Strike's Drew Ehrlich Talks about Strike Blonde

Strike Brewmaster Drew Ehrlich
(Photo from Strike Brewing) 
As brewers continue to push the envelope with barrel-aging, spices, new hop varietals, exotic spices and weird ingredients like oysters or their own beard yeast, it only makes beers like Strike Brewing's Blonde seem brilliantly unique in their simplicity.   Strike Blonde is part of Strike Brewing's focus on session beers and its minimalist combination of light malt with a little hops is actually what I find most appealing about it.   I spent some time talking with Strike Brewmaster Drew Ehrlich about his Blonde. It turns out to be one of his originals, going way back to his home brewing days.

"I had a bunch of friends into the light lager craze, and I wanted to brew something that wasn’t going to scare them away," explains Ehrlich of how he came up with the recipe.  "So I used pretty simple malt and added a little hops at the end to give them a little something extra they weren’t getting from what they usually drank." 

What I find makes Strike Blonde work is the light earthy bitterness at the finish. Ehrlich accomplishes this with Cascade hops he adds midway through the boil. "It’s pretty standard brewing practice that adding hops at the beginning of the boil adds bitterness, adding them midway through the boil adds flavor and towards the end of the boil adds aroma," explains Ehrlich.  "So midway and towards the end of the boil I add Cascade hops to give it a bitterness you might not have with a super light beer."

Session beers like blonde ales are actually difficult to brew, as there's no place to hide any brewing flaw in a light ale.  As for Strike Blonde, Ehrlich doesn't quite see it that way.  "I wouldn’t say it’s simple to brew, I wouldn’t say it’s hard, either.  I had to adjust the recipe twice, the first time when I started brewing it at Hermitage Brewing when Strike was first started contract brewing there.  When we at Strike opened our own brewery, I had to tweak it again.  All brewing systems have their own quirks and I had to adjust the way I brew on each system to what was originally envisioned."

Session beers are becoming more popular these days, but Strike Brewing was into session beers from the very beginning way back in 2010 when the brewery first started.  "We really enjoy session beers, great for drinking a few with your friends without getting wasted and we love session beers for that," says Ehrlich.   "They’re great for people who are active or working out, who want a beer at the end.   Session beers give them lots of flavor without all the alcohol.  Session beers are good social beers, that’s why we strive to have a lot of good session beer available at any given time."

Monday, April 20, 2015

Clandestine Brewing in Edible Silicon Valley

Clandestine Brewing
posed one of the more challenging breweries to write about.
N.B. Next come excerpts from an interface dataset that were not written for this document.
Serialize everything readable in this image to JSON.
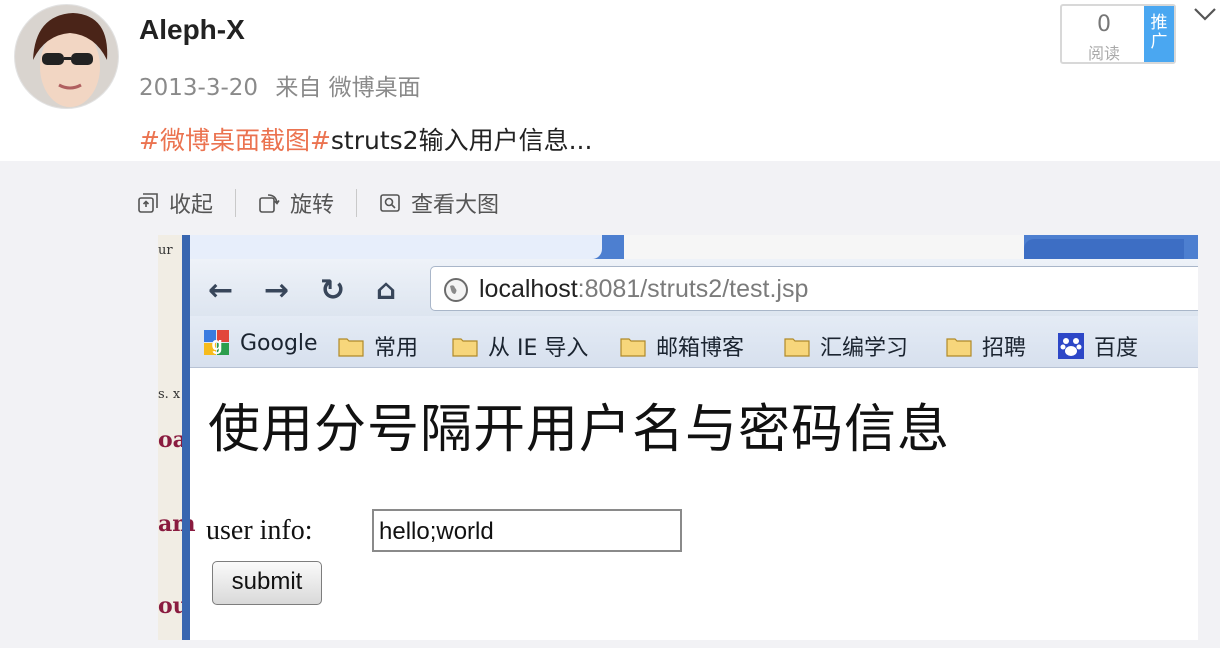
{
  "post": {
    "author": "Aleph-X",
    "date": "2013-3-20",
    "source": "来自 微博桌面",
    "hashtag": "#微博桌面截图#",
    "text": "struts2输入用户信息..."
  },
  "read_box": {
    "count": "0",
    "label": "阅读",
    "promote": "推广"
  },
  "image_actions": [
    {
      "label": "收起",
      "icon": "collapse-icon"
    },
    {
      "label": "旋转",
      "icon": "rotate-icon"
    },
    {
      "label": "查看大图",
      "icon": "view-large-icon"
    }
  ],
  "screenshot": {
    "url_host": "localhost",
    "url_rest": ":8081/struts2/test.jsp",
    "bookmarks": [
      {
        "label": "Google",
        "icon": "google-icon"
      },
      {
        "label": "常用",
        "icon": "folder-icon"
      },
      {
        "label": "从 IE 导入",
        "icon": "folder-icon"
      },
      {
        "label": "邮箱博客",
        "icon": "folder-icon"
      },
      {
        "label": "汇编学习",
        "icon": "folder-icon"
      },
      {
        "label": "招聘",
        "icon": "folder-icon"
      },
      {
        "label": "百度",
        "icon": "baidu-icon"
      }
    ],
    "page_heading": "使用分号隔开用户名与密码信息",
    "form_label": "user info:",
    "form_value": "hello;world",
    "submit_label": "submit",
    "side_fragments": [
      "ur",
      "s. x",
      "oa",
      "am",
      "ou"
    ]
  },
  "colors": {
    "tag": "#eb7350",
    "promote": "#4aa7f1",
    "panel": "#f2f2f5"
  }
}
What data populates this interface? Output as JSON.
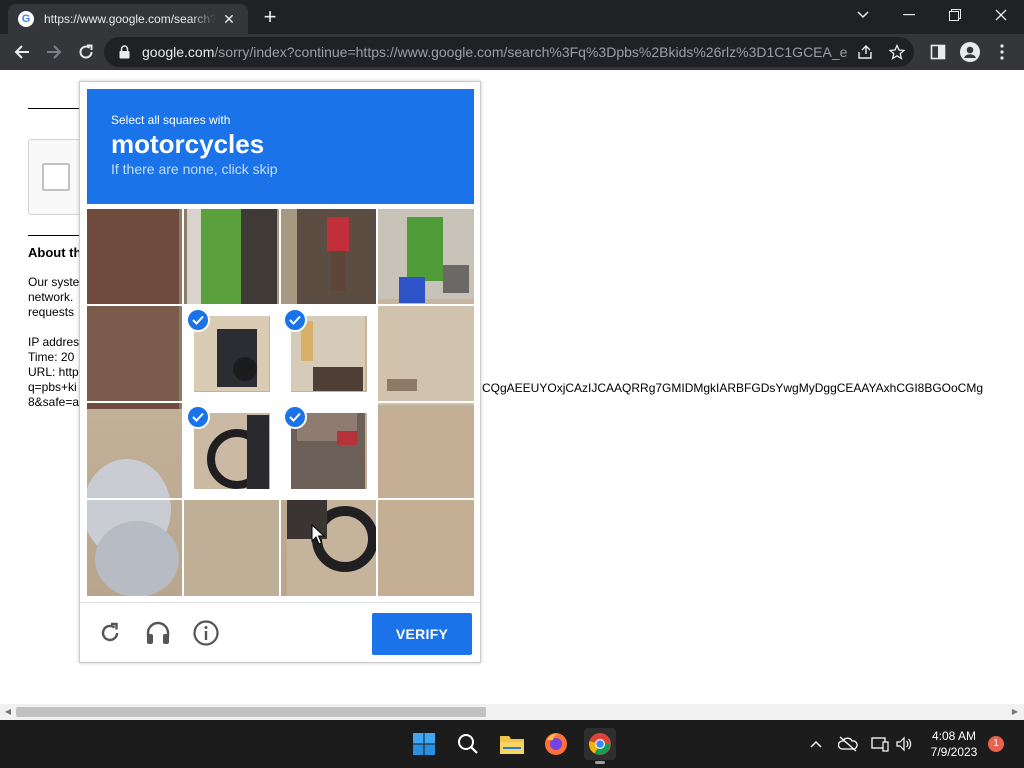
{
  "browser": {
    "tab_title": "https://www.google.com/search?",
    "tab_favicon": "google-favicon",
    "new_tab": "+",
    "url_host": "google.com",
    "url_rest": "/sorry/index?continue=https://www.google.com/search%3Fq%3Dpbs%2Bkids%26rlz%3D1C1GCEA_e..."
  },
  "page": {
    "heading": "About th",
    "para_lines": [
      "Our syste",
      "network.",
      "requests"
    ],
    "ip_line": "IP addres",
    "time_line": "Time: 20",
    "url_line": "URL: http",
    "q_line": "q=pbs+ki",
    "safe_line": "8&safe=a",
    "url_tail": "CQgAEEUYOxjCAzIJCAAQRRg7GMIDMgkIARBFGDsYwgMyDggCEAAYAxhCGI8BGOoCMg"
  },
  "captcha": {
    "line1": "Select all squares with",
    "target": "motorcycles",
    "line3": "If there are none, click skip",
    "verify_label": "VERIFY",
    "icons": [
      "reload-icon",
      "audio-headphones-icon",
      "info-icon"
    ],
    "tiles": [
      {
        "row": 0,
        "col": 0,
        "selected": false
      },
      {
        "row": 0,
        "col": 1,
        "selected": false
      },
      {
        "row": 0,
        "col": 2,
        "selected": false
      },
      {
        "row": 0,
        "col": 3,
        "selected": false
      },
      {
        "row": 1,
        "col": 0,
        "selected": false
      },
      {
        "row": 1,
        "col": 1,
        "selected": true
      },
      {
        "row": 1,
        "col": 2,
        "selected": true
      },
      {
        "row": 1,
        "col": 3,
        "selected": false
      },
      {
        "row": 2,
        "col": 0,
        "selected": false
      },
      {
        "row": 2,
        "col": 1,
        "selected": true
      },
      {
        "row": 2,
        "col": 2,
        "selected": true
      },
      {
        "row": 2,
        "col": 3,
        "selected": false
      },
      {
        "row": 3,
        "col": 0,
        "selected": false
      },
      {
        "row": 3,
        "col": 1,
        "selected": false
      },
      {
        "row": 3,
        "col": 2,
        "selected": false
      },
      {
        "row": 3,
        "col": 3,
        "selected": false
      }
    ]
  },
  "taskbar": {
    "apps": [
      "windows-start-icon",
      "search-icon",
      "file-explorer-icon",
      "firefox-icon",
      "chrome-icon"
    ],
    "active_app": "chrome-icon",
    "time": "4:08 AM",
    "date": "7/9/2023",
    "notification_count": "1"
  },
  "colors": {
    "captcha_blue": "#1a73e8",
    "chrome_dark": "#202124",
    "chrome_toolbar": "#35363a",
    "taskbar": "#1c1c1c"
  }
}
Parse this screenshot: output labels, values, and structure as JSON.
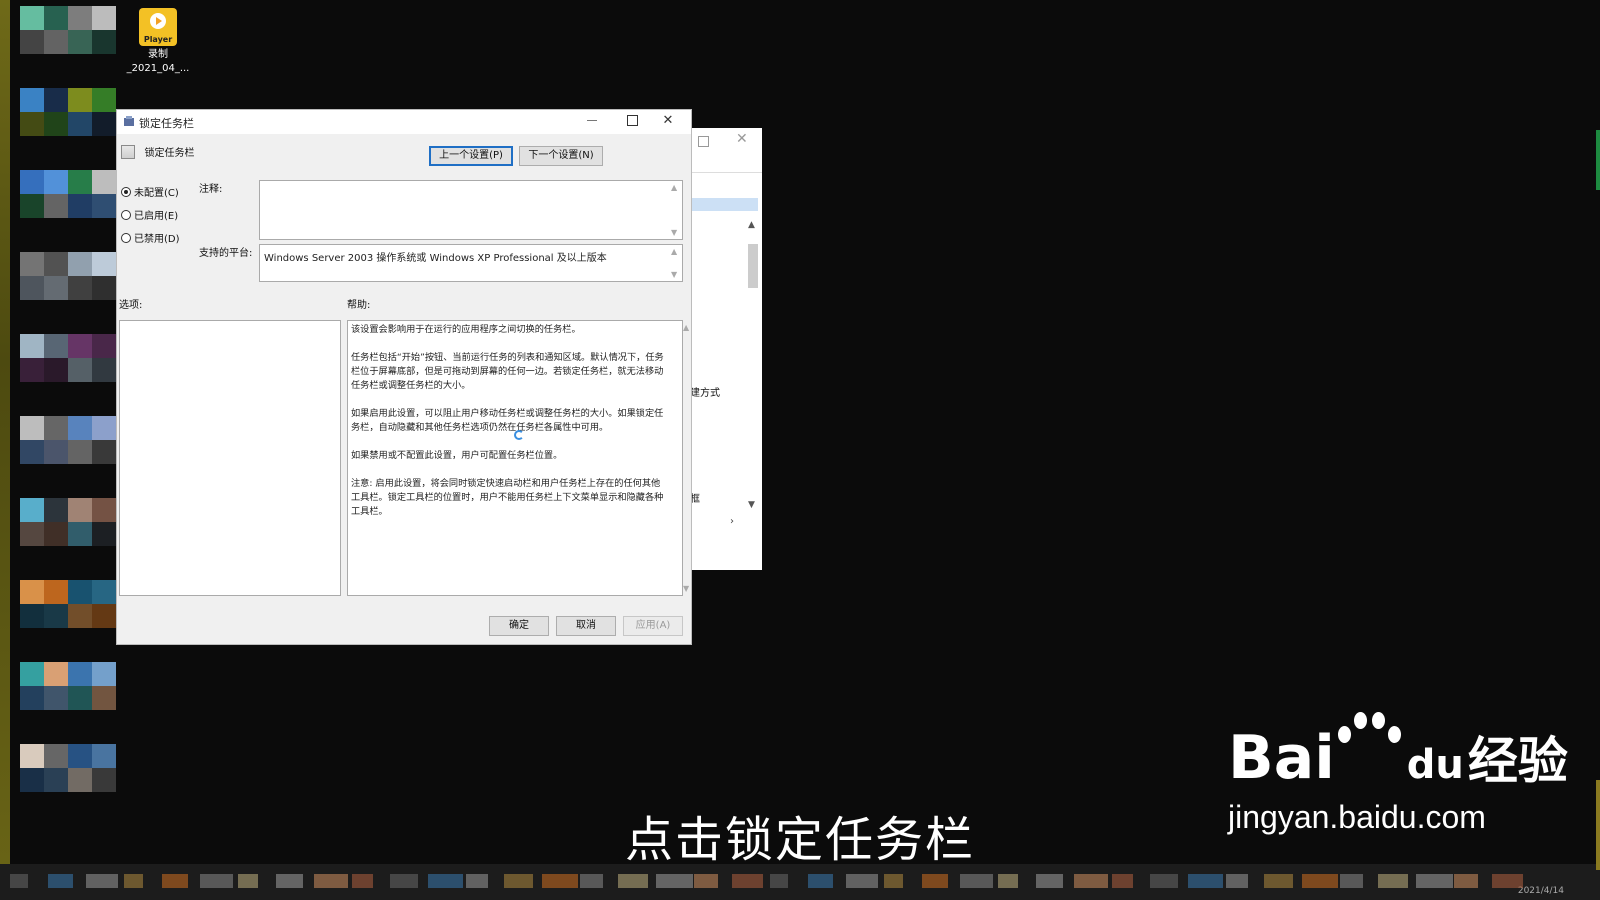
{
  "desktop": {
    "icon_label_top": "Player",
    "icon_name_line1": "录制",
    "icon_name_line2": "_2021_04_..."
  },
  "background_window": {
    "partial_text_1": "建方式",
    "partial_text_2": "框"
  },
  "dialog": {
    "title": "锁定任务栏",
    "setting_name": "锁定任务栏",
    "prev_button": "上一个设置(P)",
    "next_button": "下一个设置(N)",
    "radios": [
      {
        "label": "未配置(C)",
        "checked": true
      },
      {
        "label": "已启用(E)",
        "checked": false
      },
      {
        "label": "已禁用(D)",
        "checked": false
      }
    ],
    "comment_label": "注释:",
    "comment_value": "",
    "platform_label": "支持的平台:",
    "platform_value": "Windows Server 2003 操作系统或 Windows XP Professional 及以上版本",
    "options_label": "选项:",
    "help_label": "帮助:",
    "help_paragraphs": [
      "该设置会影响用于在运行的应用程序之间切换的任务栏。",
      "任务栏包括“开始”按钮、当前运行任务的列表和通知区域。默认情况下，任务栏位于屏幕底部，但是可拖动到屏幕的任何一边。若锁定任务栏，就无法移动任务栏或调整任务栏的大小。",
      "如果启用此设置，可以阻止用户移动任务栏或调整任务栏的大小。如果锁定任务栏，自动隐藏和其他任务栏选项仍然在任务栏各属性中可用。",
      "如果禁用或不配置此设置，用户可配置任务栏位置。",
      "注意: 启用此设置，将会同时锁定快速启动栏和用户任务栏上存在的任何其他工具栏。锁定工具栏的位置时，用户不能用任务栏上下文菜单显示和隐藏各种工具栏。"
    ],
    "ok_button": "确定",
    "cancel_button": "取消",
    "apply_button": "应用(A)"
  },
  "caption": "点击锁定任务栏",
  "watermark": {
    "logo_text_left": "Bai",
    "logo_text_du": "du",
    "logo_text_cn": "经验",
    "url": "jingyan.baidu.com"
  },
  "taskbar": {
    "date": "2021/4/14"
  },
  "colors": {
    "accent": "#1f6fc5",
    "desktop_bg": "#0b0b0b",
    "icon_yellow": "#f3c125"
  }
}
Most breweries have just one brewmaster, a standard line-up of maybe 5-6 beers, and it's own history.  Clandestine has four brewers, numerous beers in a constantly changing line-up, and it's own intriguing history. Add that all four brewers bring their unique stamp to the place and that Clandenstine is part of the recently developing South Bay Brewing scene and it was particularly difficult to parse all that rich material into something under 1,000 words.  The result, which I'm proud of, but doesn't due the brewery justice, is in the current print version of Edible Silicon Valley, and here is a link to the online version.